==== Listed records ====
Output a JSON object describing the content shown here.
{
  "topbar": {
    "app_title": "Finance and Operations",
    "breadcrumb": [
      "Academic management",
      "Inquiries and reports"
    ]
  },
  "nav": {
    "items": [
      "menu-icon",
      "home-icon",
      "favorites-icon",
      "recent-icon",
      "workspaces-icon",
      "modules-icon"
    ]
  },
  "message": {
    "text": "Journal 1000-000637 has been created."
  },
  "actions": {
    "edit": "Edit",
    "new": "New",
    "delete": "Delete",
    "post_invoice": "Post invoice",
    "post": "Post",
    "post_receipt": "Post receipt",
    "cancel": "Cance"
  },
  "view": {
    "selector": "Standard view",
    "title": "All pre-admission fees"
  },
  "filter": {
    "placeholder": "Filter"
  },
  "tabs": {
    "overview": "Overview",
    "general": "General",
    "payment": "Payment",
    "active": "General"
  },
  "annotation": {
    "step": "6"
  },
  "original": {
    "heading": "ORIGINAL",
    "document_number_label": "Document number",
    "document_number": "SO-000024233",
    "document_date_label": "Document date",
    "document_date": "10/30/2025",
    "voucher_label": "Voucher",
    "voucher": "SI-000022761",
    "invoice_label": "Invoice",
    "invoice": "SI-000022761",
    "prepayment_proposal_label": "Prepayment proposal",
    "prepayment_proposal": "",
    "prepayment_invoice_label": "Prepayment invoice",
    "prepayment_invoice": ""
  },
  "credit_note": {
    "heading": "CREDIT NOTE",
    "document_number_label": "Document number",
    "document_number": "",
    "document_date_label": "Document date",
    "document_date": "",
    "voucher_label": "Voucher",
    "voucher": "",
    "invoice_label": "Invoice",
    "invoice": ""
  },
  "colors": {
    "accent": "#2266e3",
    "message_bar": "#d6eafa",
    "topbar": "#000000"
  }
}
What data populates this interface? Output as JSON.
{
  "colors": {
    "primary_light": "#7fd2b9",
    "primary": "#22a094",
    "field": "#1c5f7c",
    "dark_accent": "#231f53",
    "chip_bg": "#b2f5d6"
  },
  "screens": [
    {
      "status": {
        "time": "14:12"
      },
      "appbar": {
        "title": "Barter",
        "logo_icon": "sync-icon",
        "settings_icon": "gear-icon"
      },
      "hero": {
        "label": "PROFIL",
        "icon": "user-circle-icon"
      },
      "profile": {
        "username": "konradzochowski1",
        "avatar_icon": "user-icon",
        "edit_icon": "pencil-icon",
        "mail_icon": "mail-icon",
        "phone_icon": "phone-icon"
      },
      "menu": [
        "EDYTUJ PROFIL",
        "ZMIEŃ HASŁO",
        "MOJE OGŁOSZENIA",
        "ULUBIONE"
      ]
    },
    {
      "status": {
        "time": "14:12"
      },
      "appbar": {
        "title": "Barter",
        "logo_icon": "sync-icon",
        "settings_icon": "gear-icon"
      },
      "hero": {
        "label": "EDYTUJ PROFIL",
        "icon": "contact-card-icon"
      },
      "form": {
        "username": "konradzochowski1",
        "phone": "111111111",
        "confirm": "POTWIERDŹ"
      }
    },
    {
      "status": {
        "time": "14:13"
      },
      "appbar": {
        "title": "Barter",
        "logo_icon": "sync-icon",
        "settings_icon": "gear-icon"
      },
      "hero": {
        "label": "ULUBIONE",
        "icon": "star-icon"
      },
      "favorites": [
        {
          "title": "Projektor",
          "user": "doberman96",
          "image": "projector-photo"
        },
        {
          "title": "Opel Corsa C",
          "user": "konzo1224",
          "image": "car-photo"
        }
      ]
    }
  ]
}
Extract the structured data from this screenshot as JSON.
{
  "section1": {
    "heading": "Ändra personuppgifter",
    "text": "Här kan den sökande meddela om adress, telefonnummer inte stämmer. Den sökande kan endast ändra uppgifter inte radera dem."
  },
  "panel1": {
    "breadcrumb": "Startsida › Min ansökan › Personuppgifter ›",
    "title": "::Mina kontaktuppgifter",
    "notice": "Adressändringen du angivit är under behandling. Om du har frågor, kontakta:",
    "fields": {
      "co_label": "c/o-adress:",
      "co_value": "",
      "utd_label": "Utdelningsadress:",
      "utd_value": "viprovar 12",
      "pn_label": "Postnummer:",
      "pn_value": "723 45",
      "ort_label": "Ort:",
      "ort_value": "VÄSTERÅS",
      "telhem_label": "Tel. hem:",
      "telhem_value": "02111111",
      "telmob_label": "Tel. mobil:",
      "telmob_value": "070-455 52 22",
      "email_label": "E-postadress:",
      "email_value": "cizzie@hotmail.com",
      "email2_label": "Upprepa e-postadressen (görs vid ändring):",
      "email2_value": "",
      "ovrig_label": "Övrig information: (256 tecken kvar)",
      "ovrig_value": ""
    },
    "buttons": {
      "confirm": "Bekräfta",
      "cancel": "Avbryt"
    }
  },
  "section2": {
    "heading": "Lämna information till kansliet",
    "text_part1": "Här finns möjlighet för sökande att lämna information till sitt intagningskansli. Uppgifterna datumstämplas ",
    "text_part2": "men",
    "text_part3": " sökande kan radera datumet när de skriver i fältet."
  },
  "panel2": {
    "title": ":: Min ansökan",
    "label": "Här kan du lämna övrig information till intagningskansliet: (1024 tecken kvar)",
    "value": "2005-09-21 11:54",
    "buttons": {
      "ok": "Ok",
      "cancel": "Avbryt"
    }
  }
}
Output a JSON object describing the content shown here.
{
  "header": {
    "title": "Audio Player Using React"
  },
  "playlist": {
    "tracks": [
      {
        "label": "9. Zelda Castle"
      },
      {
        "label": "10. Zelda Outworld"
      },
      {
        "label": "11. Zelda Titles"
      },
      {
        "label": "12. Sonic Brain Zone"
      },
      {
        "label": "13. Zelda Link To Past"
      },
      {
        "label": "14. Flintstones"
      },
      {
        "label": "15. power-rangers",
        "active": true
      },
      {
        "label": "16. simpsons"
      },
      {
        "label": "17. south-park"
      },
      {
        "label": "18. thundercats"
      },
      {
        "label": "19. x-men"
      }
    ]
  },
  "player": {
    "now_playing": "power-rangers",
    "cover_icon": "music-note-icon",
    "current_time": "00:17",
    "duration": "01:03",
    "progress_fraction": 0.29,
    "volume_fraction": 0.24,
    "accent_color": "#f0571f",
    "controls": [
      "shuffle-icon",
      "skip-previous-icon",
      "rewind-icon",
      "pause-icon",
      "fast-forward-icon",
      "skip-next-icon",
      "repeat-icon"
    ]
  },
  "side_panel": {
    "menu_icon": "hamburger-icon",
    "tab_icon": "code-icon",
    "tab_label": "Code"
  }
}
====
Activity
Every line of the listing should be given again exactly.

Answer space
Output a JSON object describing the content shown here.
{
  "topbar": {
    "app_title": "Finance and Operations",
    "breadcrumb": [
      "Academic management",
      "Inquiries and reports"
    ]
  },
  "nav": {
    "items": [
      "menu-icon",
      "home-icon",
      "favorites-icon",
      "recent-icon",
      "workspaces-icon",
      "modules-icon"
    ]
  },
  "message": {
    "text": "Journal 1000-000637 has been created."
  },
  "actions": {
    "edit": "Edit",
    "new": "New",
    "delete": "Delete",
    "post_invoice": "Post invoice",
    "post": "Post",
    "post_receipt": "Post receipt",
    "cancel": "Cance"
  },
  "view": {
    "selector": "Standard view",
    "title": "All pre-admission fees"
  },
  "filter": {
    "placeholder": "Filter"
  },
  "tabs": {
    "overview": "Overview",
    "general": "General",
    "payment": "Payment",
    "active": "General"
  },
  "annotation": {
    "step": "6"
  },
  "original": {
    "heading": "ORIGINAL",
    "document_number_label": "Document number",
    "document_number": "SO-000024233",
    "document_date_label": "Document date",
    "document_date": "10/30/2025",
    "voucher_label": "Voucher",
    "voucher": "SI-000022761",
    "invoice_label": "Invoice",
    "invoice": "SI-000022761",
    "prepayment_proposal_label": "Prepayment proposal",
    "prepayment_proposal": "",
    "prepayment_invoice_label": "Prepayment invoice",
    "prepayment_invoice": ""
  },
  "credit_note": {
    "heading": "CREDIT NOTE",
    "document_number_label": "Document number",
    "document_number": "",
    "document_date_label": "Document date",
    "document_date": "",
    "voucher_label": "Voucher",
    "voucher": "",
    "invoice_label": "Invoice",
    "invoice": ""
  },
  "colors": {
    "accent": "#2266e3",
    "message_bar": "#d6eafa",
    "topbar": "#000000"
  }
}
What data populates this interface? Output as JSON.
{
  "colors": {
    "primary_light": "#7fd2b9",
    "primary": "#22a094",
    "field": "#1c5f7c",
    "dark_accent": "#231f53",
    "chip_bg": "#b2f5d6"
  },
  "screens": [
    {
      "status": {
        "time": "14:12"
      },
      "appbar": {
        "title": "Barter",
        "logo_icon": "sync-icon",
        "settings_icon": "gear-icon"
      },
      "hero": {
        "label": "PROFIL",
        "icon": "user-circle-icon"
      },
      "profile": {
        "username": "konradzochowski1",
        "avatar_icon": "user-icon",
        "edit_icon": "pencil-icon",
        "mail_icon": "mail-icon",
        "phone_icon": "phone-icon"
      },
      "menu": [
        "EDYTUJ PROFIL",
        "ZMIEŃ HASŁO",
        "MOJE OGŁOSZENIA",
        "ULUBIONE"
      ]
    },
    {
      "status": {
        "time": "14:12"
      },
      "appbar": {
        "title": "Barter",
        "logo_icon": "sync-icon",
        "settings_icon": "gear-icon"
      },
      "hero": {
        "label": "EDYTUJ PROFIL",
        "icon": "contact-card-icon"
      },
      "form": {
        "username": "konradzochowski1",
        "phone": "111111111",
        "confirm": "POTWIERDŹ"
      }
    },
    {
      "status": {
        "time": "14:13"
      },
      "appbar": {
        "title": "Barter",
        "logo_icon": "sync-icon",
        "settings_icon": "gear-icon"
      },
      "hero": {
        "label": "ULUBIONE",
        "icon": "star-icon"
      },
      "favorites": [
        {
          "title": "Projektor",
          "user": "doberman96",
          "image": "projector-photo"
        },
        {
          "title": "Opel Corsa C",
          "user": "konzo1224",
          "image": "car-photo"
        }
      ]
    }
  ]
}
Extract the structured data from this screenshot as JSON.
{
  "section1": {
    "heading": "Ändra personuppgifter",
    "text": "Här kan den sökande meddela om adress, telefonnummer inte stämmer. Den sökande kan endast ändra uppgifter inte radera dem."
  },
  "panel1": {
    "breadcrumb": "Startsida › Min ansökan › Personuppgifter ›",
    "title": "::Mina kontaktuppgifter",
    "notice": "Adressändringen du angivit är under behandling. Om du har frågor, kontakta:",
    "fields": {
      "co_label": "c/o-adress:",
      "co_value": "",
      "utd_label": "Utdelningsadress:",
      "utd_value": "viprovar 12",
      "pn_label": "Postnummer:",
      "pn_value": "723 45",
      "ort_label": "Ort:",
      "ort_value": "VÄSTERÅS",
      "telhem_label": "Tel. hem:",
      "telhem_value": "02111111",
      "telmob_label": "Tel. mobil:",
      "telmob_value": "070-455 52 22",
      "email_label": "E-postadress:",
      "email_value": "cizzie@hotmail.com",
      "email2_label": "Upprepa e-postadressen (görs vid ändring):",
      "email2_value": "",
      "ovrig_label": "Övrig information: (256 tecken kvar)",
      "ovrig_value": ""
    },
    "buttons": {
      "confirm": "Bekräfta",
      "cancel": "Avbryt"
    }
  },
  "section2": {
    "heading": "Lämna information till kansliet",
    "text_part1": "Här finns möjlighet för sökande att lämna information till sitt intagningskansli. Uppgifterna datumstämplas ",
    "text_part2": "men",
    "text_part3": " sökande kan radera datumet när de skriver i fältet."
  },
  "panel2": {
    "title": ":: Min ansökan",
    "label": "Här kan du lämna övrig information till intagningskansliet: (1024 tecken kvar)",
    "value": "2005-09-21 11:54",
    "buttons": {
      "ok": "Ok",
      "cancel": "Avbryt"
    }
  }
}
Output a JSON object describing the content shown here.
{
  "header": {
    "title": "Audio Player Using React"
  },
  "playlist": {
    "tracks": [
      {
        "label": "9. Zelda Castle"
      },
      {
        "label": "10. Zelda Outworld"
      },
      {
        "label": "11. Zelda Titles"
      },
      {
        "label": "12. Sonic Brain Zone"
      },
      {
        "label": "13. Zelda Link To Past"
      },
      {
        "label": "14. Flintstones"
      },
      {
        "label": "15. power-rangers",
        "active": true
      },
      {
        "label": "16. simpsons"
      },
      {
        "label": "17. south-park"
      },
      {
        "label": "18. thundercats"
      },
      {
        "label": "19. x-men"
      }
    ]
  },
  "player": {
    "now_playing": "power-rangers",
    "cover_icon": "music-note-icon",
    "current_time": "00:17",
    "duration": "01:03",
    "progress_fraction": 0.29,
    "volume_fraction": 0.24,
    "accent_color": "#f0571f",
    "controls": [
      "shuffle-icon",
      "skip-previous-icon",
      "rewind-icon",
      "pause-icon",
      "fast-forward-icon",
      "skip-next-icon",
      "repeat-icon"
    ]
  },
  "side_panel": {
    "menu_icon": "hamburger-icon",
    "tab_icon": "code-icon",
    "tab_label": "Code"
  }
}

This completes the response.